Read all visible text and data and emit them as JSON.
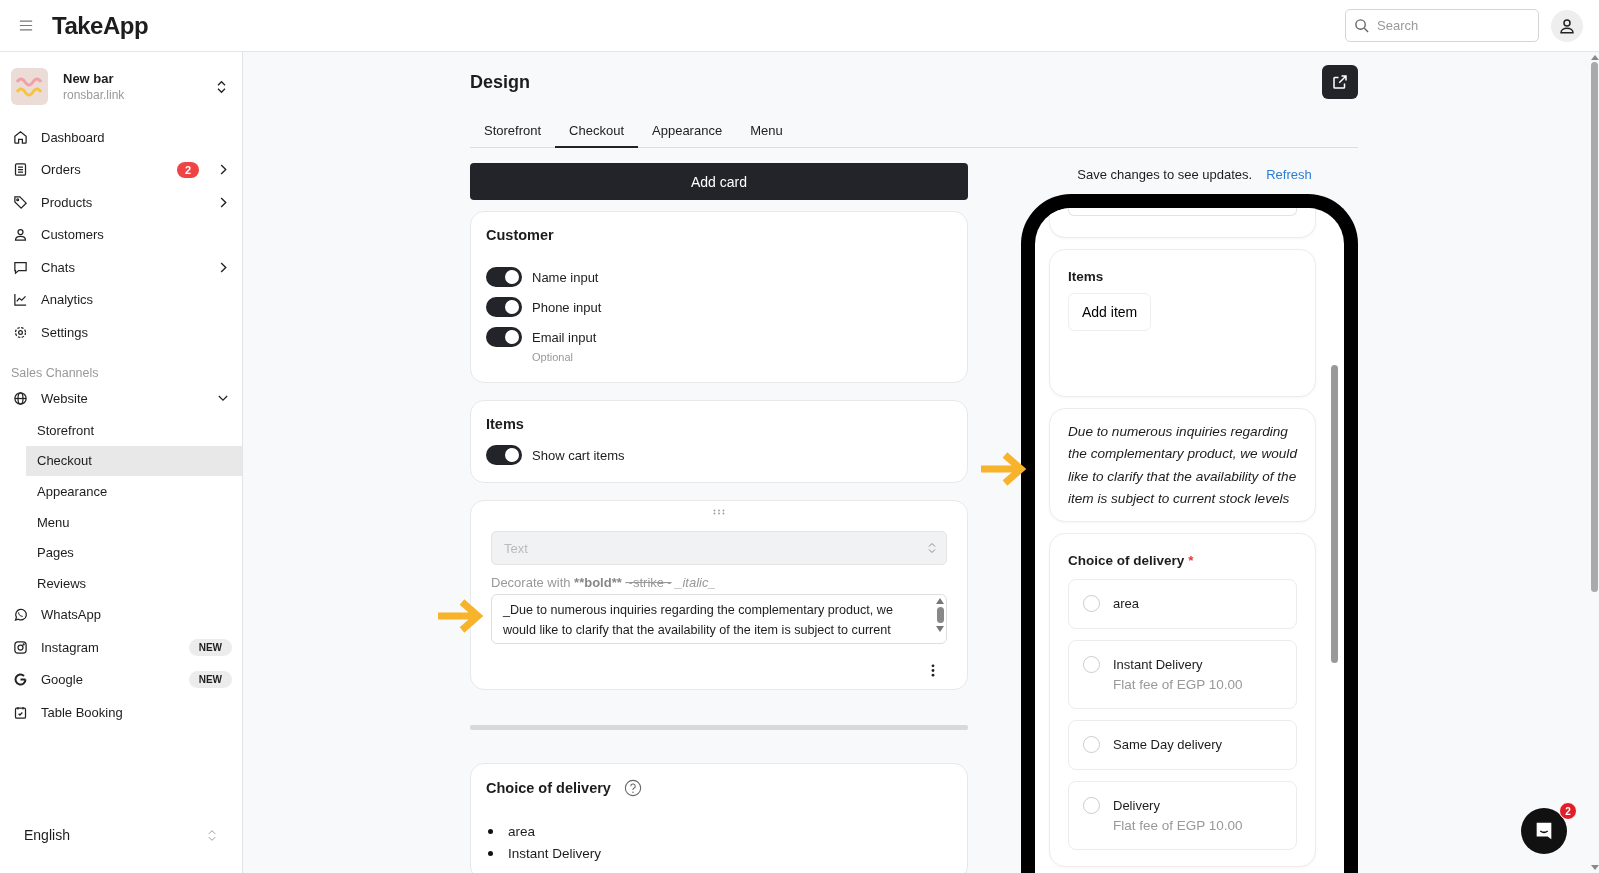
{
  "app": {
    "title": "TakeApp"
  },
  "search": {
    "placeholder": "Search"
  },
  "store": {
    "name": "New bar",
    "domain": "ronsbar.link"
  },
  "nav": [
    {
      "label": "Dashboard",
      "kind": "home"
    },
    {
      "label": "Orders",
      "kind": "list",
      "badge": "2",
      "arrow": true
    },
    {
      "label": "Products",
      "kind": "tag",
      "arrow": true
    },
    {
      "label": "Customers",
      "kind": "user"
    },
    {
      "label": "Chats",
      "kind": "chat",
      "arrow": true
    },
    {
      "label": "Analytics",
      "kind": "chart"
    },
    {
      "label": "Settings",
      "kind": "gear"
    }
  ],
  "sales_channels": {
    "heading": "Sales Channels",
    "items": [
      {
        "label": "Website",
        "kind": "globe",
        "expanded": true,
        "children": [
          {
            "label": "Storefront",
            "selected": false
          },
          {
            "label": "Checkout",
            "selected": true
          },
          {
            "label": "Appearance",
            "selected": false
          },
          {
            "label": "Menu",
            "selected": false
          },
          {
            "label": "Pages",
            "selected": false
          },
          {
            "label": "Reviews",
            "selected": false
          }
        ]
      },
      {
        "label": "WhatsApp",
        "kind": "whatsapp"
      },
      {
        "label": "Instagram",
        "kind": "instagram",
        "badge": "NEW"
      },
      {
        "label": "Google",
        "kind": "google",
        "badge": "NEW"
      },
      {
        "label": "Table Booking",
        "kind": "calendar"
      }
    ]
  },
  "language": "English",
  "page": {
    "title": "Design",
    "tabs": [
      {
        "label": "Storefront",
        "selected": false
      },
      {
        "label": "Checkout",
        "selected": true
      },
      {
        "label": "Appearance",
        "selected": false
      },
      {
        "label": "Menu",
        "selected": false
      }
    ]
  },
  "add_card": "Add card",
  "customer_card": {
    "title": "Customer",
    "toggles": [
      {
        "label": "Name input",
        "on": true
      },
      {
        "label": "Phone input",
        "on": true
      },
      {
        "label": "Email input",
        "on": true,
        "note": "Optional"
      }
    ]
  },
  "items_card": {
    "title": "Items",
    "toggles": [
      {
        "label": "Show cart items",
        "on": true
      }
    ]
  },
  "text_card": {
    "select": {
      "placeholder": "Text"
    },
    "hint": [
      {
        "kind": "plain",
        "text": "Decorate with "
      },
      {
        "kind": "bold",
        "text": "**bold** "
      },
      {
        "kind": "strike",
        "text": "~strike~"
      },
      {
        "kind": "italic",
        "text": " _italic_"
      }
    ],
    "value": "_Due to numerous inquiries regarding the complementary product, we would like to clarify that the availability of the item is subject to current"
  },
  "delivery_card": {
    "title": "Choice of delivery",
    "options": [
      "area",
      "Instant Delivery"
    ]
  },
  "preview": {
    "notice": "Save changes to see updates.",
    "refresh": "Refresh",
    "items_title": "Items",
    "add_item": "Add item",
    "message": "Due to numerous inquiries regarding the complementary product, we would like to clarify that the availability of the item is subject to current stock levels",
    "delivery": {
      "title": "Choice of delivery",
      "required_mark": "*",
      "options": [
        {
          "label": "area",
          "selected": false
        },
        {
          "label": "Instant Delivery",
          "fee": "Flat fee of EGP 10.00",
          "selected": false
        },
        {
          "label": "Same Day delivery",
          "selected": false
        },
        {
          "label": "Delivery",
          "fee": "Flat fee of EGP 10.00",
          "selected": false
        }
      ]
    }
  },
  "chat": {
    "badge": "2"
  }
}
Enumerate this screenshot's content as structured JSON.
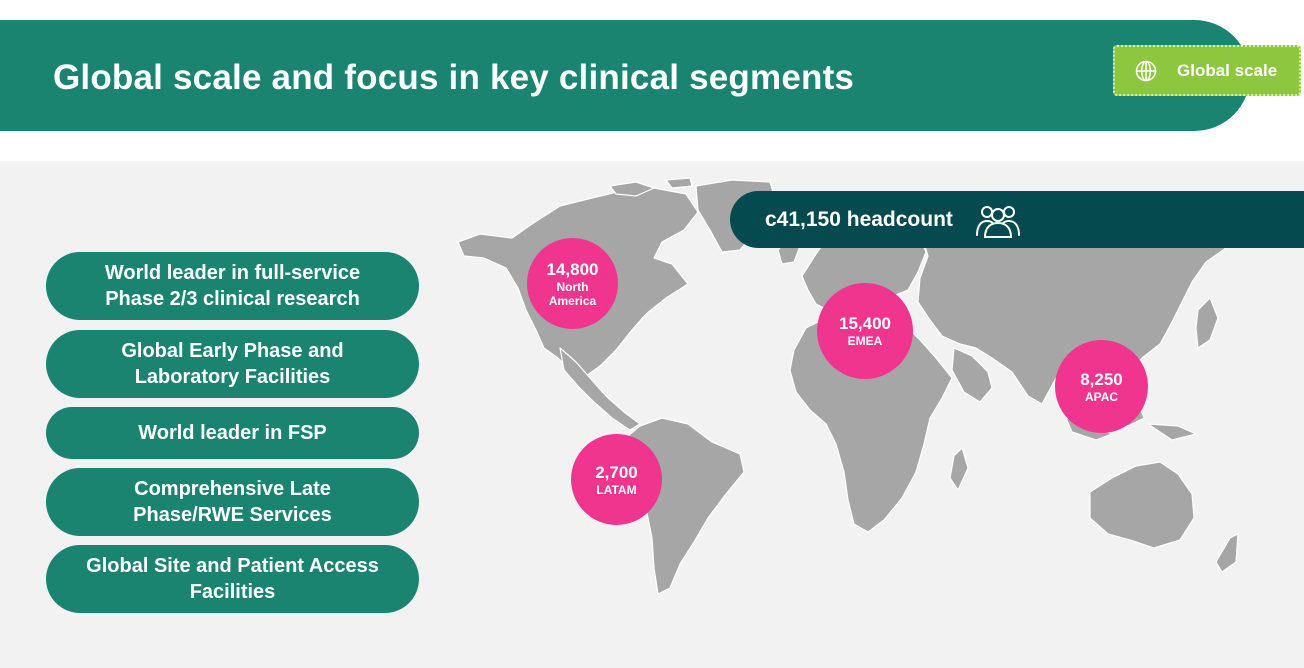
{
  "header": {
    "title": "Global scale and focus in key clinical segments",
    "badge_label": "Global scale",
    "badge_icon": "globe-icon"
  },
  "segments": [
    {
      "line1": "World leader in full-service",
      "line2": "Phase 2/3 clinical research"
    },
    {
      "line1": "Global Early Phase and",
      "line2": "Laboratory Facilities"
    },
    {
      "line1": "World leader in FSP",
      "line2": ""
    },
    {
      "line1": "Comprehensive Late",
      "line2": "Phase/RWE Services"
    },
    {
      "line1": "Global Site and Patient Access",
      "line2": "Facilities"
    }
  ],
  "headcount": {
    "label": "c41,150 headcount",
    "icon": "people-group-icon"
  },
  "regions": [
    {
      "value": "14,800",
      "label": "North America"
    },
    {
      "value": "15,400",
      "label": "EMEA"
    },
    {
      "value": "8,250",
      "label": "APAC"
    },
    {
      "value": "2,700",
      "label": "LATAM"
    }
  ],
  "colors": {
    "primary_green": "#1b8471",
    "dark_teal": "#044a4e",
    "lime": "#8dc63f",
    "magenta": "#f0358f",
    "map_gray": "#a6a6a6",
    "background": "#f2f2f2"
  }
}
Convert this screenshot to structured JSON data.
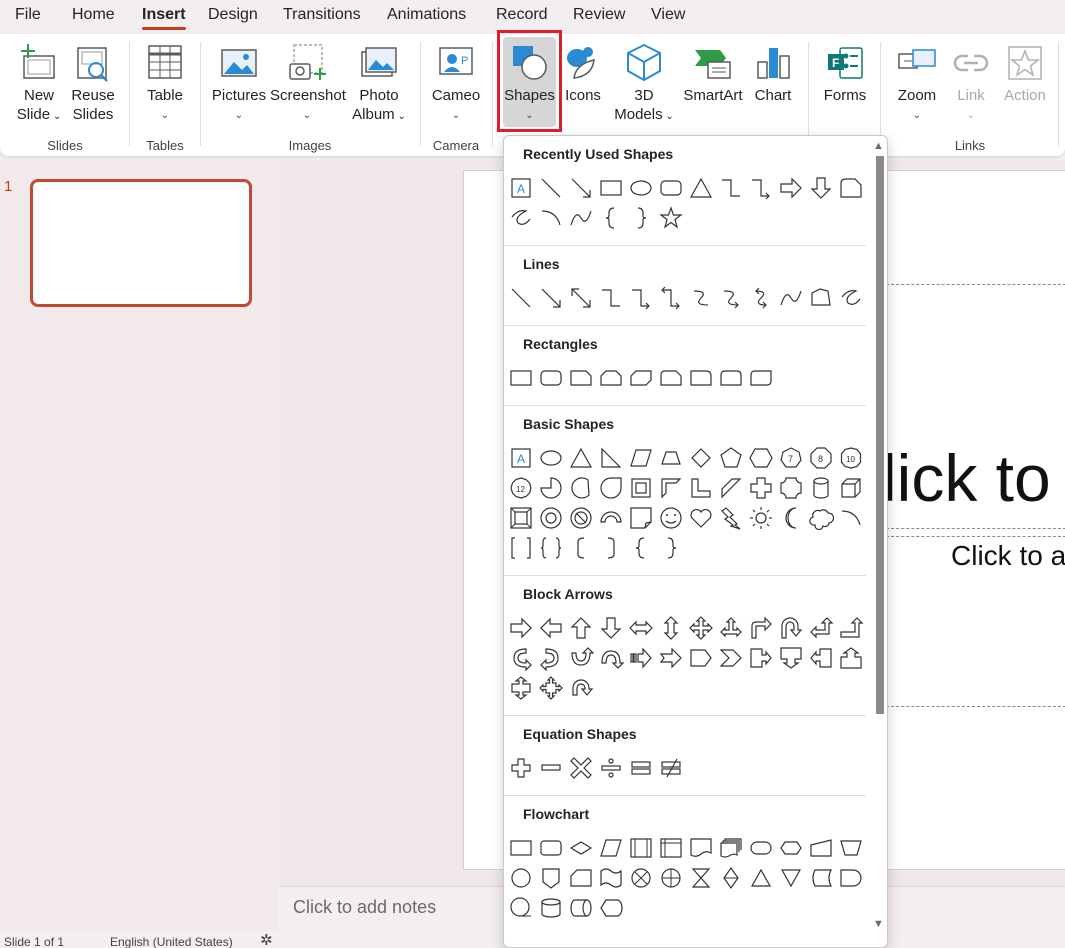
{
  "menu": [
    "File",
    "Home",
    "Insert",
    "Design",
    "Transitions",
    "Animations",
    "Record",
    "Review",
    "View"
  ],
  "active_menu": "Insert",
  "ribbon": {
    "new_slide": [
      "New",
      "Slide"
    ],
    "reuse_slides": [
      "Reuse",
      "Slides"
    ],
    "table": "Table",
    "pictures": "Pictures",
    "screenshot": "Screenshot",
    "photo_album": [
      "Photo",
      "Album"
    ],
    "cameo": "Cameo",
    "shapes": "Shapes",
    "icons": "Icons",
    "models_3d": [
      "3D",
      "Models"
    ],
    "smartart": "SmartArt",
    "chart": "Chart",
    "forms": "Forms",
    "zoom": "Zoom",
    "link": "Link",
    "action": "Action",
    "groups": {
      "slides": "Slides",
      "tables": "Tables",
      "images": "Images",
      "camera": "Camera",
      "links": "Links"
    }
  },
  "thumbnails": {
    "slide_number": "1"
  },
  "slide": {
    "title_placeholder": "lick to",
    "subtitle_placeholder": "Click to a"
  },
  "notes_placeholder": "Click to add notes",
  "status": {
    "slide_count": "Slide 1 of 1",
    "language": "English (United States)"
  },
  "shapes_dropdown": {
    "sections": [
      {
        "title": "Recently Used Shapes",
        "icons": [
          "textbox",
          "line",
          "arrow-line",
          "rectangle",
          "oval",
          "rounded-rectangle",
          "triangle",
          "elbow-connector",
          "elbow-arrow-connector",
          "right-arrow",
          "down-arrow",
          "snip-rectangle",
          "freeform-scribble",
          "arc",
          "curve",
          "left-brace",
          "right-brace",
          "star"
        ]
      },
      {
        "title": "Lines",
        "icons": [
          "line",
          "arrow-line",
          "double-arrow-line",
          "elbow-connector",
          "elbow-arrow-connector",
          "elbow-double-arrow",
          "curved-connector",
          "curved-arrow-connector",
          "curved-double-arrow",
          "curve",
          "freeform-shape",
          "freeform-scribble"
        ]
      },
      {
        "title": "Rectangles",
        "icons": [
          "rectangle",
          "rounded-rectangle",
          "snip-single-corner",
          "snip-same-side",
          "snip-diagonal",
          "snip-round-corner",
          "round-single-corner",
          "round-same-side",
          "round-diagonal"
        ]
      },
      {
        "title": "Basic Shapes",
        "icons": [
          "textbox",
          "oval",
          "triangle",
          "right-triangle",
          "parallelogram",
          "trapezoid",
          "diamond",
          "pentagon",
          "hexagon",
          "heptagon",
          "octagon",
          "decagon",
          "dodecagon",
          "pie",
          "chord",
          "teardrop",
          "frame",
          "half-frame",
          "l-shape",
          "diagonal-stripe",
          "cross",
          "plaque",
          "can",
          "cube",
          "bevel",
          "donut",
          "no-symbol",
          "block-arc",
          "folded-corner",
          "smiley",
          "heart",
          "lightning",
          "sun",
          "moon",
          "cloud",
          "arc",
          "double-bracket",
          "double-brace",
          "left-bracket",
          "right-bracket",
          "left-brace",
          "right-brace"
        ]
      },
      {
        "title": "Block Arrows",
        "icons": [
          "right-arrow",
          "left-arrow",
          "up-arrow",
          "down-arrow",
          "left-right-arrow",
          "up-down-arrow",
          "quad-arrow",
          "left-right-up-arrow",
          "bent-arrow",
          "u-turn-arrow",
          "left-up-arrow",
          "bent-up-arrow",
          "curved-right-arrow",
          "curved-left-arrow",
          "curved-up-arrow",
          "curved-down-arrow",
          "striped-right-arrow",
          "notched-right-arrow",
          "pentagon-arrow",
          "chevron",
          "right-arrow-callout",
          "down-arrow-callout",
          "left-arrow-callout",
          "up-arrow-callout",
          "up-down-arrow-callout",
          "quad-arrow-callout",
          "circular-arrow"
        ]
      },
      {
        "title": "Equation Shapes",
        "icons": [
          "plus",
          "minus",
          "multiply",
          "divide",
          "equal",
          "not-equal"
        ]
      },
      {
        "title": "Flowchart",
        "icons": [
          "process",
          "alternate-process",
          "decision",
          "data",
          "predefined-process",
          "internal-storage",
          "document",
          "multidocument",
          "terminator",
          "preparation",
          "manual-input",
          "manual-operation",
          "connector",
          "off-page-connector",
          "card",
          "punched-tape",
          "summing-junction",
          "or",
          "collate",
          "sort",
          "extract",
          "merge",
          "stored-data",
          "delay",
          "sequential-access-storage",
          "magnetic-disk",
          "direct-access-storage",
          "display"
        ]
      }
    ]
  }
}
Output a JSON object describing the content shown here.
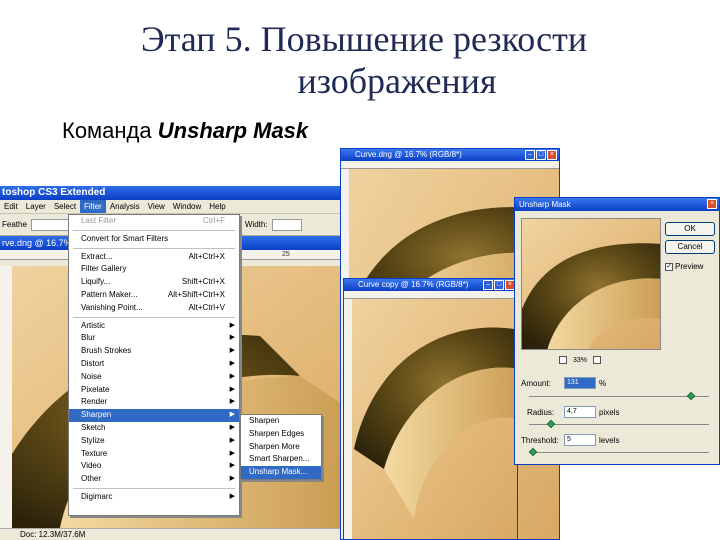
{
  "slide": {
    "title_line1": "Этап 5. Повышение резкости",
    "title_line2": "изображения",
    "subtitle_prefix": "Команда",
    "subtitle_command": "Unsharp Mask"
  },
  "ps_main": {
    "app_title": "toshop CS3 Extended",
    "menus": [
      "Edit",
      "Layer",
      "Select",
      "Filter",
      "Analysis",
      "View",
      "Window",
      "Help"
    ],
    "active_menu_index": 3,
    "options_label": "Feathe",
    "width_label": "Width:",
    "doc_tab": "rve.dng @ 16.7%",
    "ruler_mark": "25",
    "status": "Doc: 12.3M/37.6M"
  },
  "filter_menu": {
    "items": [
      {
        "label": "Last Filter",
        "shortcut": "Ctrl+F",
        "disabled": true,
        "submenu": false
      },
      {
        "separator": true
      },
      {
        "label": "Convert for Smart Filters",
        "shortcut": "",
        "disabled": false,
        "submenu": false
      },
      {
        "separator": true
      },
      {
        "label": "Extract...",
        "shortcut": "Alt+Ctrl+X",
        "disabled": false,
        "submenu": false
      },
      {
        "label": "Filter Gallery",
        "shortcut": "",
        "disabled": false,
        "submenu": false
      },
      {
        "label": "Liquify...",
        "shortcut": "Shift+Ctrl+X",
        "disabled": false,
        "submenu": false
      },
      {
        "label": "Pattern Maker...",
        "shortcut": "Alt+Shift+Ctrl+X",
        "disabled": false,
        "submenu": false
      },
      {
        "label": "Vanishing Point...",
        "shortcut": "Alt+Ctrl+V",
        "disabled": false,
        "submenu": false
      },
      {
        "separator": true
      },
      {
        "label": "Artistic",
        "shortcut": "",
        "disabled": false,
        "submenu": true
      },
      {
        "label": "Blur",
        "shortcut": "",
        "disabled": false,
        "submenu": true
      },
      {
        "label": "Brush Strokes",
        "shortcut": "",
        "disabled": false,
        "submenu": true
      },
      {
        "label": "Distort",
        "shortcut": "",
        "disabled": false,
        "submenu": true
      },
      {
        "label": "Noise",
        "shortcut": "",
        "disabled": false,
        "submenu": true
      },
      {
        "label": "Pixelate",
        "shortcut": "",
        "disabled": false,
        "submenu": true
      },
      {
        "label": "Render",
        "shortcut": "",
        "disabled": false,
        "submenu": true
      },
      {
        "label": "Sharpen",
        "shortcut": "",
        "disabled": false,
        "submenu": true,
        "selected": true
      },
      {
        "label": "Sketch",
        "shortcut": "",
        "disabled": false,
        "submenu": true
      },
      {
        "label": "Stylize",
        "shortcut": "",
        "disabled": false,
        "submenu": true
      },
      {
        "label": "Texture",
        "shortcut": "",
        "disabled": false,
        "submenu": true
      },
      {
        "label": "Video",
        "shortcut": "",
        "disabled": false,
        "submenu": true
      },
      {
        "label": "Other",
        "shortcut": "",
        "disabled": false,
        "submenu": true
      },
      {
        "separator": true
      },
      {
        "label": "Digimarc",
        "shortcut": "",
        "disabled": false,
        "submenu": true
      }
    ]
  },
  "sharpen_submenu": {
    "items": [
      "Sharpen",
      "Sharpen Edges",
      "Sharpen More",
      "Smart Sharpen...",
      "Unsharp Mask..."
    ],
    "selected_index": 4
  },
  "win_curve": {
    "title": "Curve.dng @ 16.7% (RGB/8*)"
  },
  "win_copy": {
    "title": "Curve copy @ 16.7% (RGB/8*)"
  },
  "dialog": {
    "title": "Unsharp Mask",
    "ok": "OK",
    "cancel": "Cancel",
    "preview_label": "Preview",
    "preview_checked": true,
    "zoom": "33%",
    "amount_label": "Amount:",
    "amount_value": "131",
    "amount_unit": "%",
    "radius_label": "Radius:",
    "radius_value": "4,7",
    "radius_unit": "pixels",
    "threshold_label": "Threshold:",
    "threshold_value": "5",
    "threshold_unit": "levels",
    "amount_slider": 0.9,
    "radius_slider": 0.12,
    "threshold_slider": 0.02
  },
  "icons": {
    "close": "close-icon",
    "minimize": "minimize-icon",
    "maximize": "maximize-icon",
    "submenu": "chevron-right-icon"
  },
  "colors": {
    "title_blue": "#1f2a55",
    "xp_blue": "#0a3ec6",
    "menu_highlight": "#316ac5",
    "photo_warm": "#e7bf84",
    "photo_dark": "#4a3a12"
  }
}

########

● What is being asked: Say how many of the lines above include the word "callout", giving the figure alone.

● Solution to this problem: 6